Last week, I wrote an article on How I will grow spiritually in 2018, and since then, I have written several articles on different parts of the disciplines I use in my own spiritual development: Scripture Reading plans, devotionals, and reading from Proverbs. Today I want to discuss the fourth discipline- Reading for Deeper Understanding.
This may sound a little weird, but it shouldn’t. What I am speaking of is a slower, more methodical study of a specific Book in the Bible, along with study tools, to get a deeper understanding.
For instance, right now I am reading the Minor Prophet Hosea again. It is a fairly short book but it will take me a while to work through it because I am in no hurry. I almost always have a commentary available and some tool to help me with the original language. The goal…is to grasp the full context of a passage or a book and understand not only what was said but why it was said, to whom was it spoken, and about what did it refer.
For example: Hosea was a prophet in Israel (Northern Kingdom) for around 40 years. The Israelites living there had forsaken almost everything holy except the name of being God’s people. They acknowledged God but lived like all religious roads ended up at the same place. Furthermore, they pursued many of these religious pursuits through sexual immorality, idolatry, and self-sufficiency. Their priests had abdicated their responsibility of teaching truth and calling for repentance to the point…that the people wrestled with even knowing the truth.
This background sets the context for God’s instructions to Hosea to marry a prostitute and have children with her…giving them weird names of prophetic significance. God said the prostitute (whose name was Gomer by-the-way) would cheat on Hosea and return to harlotry. God then told Hosea to go and pay her ransom and bring her home, purify her, and love her.
Now I will confess…I have had some tough assignments as a minister…but seriously! This has to take the cake! What under heaven is God thinking?
Well, God wants Hosea to live out a parable demonstrating God’s love toward a rebellious people. As Hosea took a wife that slept around, God has taken a people that committed spiritual adultery with every false religion on the block! As Hosea was hurt by his wife’s return to harlotry, God is hurt by ours. As Hosea went and redeemed and purified his wife, receiving her back to himself, God redeems us (sinful spiritual harlots), purifies us and receives us to Himself (See Rom 3:23, 6:23, 5:8, Eph 5:22-33, et. al.)

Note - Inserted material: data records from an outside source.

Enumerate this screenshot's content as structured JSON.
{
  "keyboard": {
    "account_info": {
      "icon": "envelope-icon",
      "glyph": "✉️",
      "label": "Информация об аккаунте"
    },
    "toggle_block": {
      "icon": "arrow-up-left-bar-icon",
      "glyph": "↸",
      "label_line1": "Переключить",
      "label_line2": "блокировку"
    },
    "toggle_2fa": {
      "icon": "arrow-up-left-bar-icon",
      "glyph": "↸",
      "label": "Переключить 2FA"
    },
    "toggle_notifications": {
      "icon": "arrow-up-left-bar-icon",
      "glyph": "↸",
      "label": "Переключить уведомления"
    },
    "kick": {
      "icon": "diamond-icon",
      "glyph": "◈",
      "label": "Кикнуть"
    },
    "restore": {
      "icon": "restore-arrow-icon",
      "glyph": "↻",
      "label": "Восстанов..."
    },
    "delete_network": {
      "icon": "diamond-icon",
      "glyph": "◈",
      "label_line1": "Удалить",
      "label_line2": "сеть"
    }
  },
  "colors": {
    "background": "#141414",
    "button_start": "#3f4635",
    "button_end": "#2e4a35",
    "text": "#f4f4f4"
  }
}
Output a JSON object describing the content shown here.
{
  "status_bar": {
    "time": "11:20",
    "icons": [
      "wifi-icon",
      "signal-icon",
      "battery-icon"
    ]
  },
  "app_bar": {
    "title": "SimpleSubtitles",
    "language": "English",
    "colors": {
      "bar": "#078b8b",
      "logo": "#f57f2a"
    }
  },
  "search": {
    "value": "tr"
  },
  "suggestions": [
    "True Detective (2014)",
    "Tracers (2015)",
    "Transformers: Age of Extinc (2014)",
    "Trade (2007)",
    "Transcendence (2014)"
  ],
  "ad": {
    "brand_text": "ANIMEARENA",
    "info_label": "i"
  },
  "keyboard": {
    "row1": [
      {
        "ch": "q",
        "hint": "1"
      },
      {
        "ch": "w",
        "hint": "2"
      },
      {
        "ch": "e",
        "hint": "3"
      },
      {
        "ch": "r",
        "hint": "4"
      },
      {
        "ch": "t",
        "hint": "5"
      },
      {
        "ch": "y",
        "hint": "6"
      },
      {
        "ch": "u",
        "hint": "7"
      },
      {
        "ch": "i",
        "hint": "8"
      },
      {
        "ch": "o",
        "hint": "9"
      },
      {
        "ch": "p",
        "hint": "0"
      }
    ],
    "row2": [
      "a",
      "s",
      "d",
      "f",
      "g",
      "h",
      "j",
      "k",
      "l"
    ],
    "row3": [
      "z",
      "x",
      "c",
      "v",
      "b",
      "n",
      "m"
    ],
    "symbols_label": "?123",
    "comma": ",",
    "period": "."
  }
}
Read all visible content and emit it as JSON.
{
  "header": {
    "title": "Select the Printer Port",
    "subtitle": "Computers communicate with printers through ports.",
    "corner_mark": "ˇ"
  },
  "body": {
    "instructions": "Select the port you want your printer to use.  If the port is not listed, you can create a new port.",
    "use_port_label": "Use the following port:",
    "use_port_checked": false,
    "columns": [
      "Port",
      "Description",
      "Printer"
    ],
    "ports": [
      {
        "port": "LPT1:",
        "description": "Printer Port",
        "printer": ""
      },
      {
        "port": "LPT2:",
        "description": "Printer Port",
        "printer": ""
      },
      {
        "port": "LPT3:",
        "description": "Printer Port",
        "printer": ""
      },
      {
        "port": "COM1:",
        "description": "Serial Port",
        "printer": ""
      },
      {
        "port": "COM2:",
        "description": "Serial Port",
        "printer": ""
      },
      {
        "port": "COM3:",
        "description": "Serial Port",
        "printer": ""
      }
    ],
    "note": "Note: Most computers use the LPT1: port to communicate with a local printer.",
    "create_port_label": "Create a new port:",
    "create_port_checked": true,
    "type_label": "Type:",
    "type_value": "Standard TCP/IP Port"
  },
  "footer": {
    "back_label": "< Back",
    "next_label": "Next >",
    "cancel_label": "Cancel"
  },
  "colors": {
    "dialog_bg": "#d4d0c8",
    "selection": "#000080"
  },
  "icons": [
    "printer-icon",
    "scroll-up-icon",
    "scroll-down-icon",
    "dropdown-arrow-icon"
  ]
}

So with a little help from scholars and taking my time…the depths of knowledge of God’s heart resulting in an overwhelming appreciation for His matchless grace rises up!
So, all that to say that in addition to the other things, I am also involved in this discipline which really is one of the most encouraging parts of my devotional time with God.
Maybe, if you really want to “get it” with God…give it a try. Use a Study Bible or purchase a commentary on a particular book and give it a whirl…after all, if you can understand God better and that results in pasisonate worship…what do you have to lose?
Grace and Peace.